__Data shown__
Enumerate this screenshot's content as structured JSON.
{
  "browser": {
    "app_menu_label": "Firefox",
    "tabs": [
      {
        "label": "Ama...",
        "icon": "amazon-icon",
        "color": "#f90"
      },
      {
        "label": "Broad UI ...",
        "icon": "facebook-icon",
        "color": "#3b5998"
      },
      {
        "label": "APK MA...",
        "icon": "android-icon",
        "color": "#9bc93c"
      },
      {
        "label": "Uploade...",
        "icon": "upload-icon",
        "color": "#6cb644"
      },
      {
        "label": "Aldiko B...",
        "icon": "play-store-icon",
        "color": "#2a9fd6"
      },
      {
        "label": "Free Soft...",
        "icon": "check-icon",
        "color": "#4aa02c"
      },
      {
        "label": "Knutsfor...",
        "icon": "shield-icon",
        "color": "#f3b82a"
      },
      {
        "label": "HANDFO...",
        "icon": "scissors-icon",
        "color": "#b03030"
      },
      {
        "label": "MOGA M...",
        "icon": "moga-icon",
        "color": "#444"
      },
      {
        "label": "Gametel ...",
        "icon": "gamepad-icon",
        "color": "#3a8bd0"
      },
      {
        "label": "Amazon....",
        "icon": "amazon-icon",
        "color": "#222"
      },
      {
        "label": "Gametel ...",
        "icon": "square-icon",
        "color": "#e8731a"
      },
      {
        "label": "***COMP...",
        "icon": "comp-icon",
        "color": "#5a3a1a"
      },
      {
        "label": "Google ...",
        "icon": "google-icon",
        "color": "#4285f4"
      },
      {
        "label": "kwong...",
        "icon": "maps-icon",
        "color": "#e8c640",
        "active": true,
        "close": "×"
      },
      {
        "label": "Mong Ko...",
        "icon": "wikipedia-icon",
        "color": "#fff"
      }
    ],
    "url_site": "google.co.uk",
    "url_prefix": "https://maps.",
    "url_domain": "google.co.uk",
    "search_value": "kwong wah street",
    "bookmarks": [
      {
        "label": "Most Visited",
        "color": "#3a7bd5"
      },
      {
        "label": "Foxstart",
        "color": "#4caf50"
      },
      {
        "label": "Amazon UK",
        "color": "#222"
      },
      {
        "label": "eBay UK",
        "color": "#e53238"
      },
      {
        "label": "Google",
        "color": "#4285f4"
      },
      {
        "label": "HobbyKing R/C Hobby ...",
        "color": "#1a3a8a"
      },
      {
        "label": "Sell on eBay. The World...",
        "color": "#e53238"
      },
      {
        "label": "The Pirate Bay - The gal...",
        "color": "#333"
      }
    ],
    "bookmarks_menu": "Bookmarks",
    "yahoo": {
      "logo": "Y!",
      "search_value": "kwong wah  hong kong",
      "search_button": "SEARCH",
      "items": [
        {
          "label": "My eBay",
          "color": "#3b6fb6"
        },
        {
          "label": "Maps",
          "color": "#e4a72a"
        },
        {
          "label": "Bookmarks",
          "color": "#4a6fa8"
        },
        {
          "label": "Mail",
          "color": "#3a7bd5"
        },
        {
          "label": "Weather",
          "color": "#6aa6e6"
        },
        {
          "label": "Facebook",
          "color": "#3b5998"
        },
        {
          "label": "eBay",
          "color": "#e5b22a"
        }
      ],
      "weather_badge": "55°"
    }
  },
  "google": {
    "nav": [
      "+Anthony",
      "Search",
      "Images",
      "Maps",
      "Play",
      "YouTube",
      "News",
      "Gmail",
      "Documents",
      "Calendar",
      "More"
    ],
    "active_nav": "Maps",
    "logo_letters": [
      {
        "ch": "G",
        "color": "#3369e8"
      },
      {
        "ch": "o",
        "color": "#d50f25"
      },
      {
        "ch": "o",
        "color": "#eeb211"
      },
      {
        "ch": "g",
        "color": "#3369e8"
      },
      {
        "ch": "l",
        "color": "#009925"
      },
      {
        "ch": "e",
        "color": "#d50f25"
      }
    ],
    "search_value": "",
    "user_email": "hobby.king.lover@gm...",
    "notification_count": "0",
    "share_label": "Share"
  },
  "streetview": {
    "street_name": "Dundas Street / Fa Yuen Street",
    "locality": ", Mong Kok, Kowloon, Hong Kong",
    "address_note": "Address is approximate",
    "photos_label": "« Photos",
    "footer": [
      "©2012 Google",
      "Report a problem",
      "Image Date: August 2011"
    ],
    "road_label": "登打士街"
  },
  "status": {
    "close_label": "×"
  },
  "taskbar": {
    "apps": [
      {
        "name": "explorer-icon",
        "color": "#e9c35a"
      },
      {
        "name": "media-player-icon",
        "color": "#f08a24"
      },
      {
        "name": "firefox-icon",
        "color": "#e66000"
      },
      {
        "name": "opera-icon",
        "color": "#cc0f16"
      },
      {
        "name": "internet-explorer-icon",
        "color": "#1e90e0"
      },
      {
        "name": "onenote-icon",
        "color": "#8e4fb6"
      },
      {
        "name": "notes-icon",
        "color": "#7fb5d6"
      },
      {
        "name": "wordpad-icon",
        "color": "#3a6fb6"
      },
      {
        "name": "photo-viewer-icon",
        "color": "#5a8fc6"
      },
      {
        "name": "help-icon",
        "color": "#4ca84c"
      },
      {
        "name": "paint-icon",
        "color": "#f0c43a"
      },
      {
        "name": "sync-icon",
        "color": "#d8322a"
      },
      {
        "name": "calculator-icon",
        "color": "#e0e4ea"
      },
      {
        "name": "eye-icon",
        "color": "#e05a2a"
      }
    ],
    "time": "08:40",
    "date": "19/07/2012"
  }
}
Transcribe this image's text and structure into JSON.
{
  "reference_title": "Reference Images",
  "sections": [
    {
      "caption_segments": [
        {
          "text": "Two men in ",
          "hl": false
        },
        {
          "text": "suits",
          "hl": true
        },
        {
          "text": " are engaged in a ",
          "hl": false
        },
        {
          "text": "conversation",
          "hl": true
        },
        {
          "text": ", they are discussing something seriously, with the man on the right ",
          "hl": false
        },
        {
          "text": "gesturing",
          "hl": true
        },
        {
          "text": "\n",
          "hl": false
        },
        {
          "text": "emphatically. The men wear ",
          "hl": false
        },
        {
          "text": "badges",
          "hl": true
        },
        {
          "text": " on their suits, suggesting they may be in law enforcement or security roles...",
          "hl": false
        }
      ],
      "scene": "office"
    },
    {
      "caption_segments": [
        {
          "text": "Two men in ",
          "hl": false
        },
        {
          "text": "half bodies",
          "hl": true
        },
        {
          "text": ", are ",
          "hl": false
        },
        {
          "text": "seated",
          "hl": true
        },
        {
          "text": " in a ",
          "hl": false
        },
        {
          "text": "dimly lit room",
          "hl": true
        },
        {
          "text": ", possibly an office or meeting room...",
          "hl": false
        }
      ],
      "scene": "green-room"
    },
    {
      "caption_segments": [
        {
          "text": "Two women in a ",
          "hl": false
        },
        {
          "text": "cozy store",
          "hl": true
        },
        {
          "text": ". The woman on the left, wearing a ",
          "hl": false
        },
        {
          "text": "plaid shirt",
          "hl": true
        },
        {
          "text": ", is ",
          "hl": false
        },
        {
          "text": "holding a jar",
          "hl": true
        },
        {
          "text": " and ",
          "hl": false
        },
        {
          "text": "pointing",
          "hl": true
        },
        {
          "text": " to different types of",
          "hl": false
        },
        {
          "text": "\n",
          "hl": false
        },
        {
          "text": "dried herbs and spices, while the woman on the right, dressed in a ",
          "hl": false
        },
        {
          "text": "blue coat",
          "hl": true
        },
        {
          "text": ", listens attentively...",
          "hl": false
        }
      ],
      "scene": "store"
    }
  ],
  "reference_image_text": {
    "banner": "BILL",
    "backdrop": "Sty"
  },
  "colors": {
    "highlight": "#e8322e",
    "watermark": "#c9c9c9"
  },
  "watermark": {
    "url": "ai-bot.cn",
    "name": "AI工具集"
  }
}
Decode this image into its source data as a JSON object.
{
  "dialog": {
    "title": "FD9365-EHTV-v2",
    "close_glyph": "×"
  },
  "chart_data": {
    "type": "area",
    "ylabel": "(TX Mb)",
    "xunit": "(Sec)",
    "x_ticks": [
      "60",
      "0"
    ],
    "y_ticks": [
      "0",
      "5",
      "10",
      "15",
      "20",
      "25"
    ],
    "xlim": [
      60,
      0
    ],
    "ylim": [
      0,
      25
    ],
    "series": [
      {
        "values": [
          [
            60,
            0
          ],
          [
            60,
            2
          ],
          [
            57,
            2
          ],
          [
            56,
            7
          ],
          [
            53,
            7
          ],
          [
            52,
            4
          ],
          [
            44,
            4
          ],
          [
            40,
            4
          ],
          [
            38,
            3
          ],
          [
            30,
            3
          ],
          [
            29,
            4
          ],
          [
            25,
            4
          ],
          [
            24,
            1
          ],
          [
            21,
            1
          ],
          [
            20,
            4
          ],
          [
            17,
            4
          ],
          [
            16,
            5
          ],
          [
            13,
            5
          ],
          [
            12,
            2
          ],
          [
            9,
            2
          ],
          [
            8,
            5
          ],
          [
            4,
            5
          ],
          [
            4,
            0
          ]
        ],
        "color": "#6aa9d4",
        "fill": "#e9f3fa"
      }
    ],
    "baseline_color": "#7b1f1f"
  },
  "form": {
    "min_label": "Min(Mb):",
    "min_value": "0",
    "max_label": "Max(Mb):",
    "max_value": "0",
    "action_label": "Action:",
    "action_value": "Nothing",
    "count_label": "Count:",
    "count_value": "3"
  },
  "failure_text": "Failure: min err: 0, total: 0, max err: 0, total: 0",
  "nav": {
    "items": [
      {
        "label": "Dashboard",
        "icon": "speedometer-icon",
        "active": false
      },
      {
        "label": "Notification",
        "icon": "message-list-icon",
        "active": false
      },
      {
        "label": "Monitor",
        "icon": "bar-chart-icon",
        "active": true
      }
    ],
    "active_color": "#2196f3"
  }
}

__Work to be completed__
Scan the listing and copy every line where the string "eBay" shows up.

__Solution for this exercise__
        "label": "eBay UK",
        "label": "Sell on eBay. The World...",
          "label": "My eBay",
          "label": "eBay",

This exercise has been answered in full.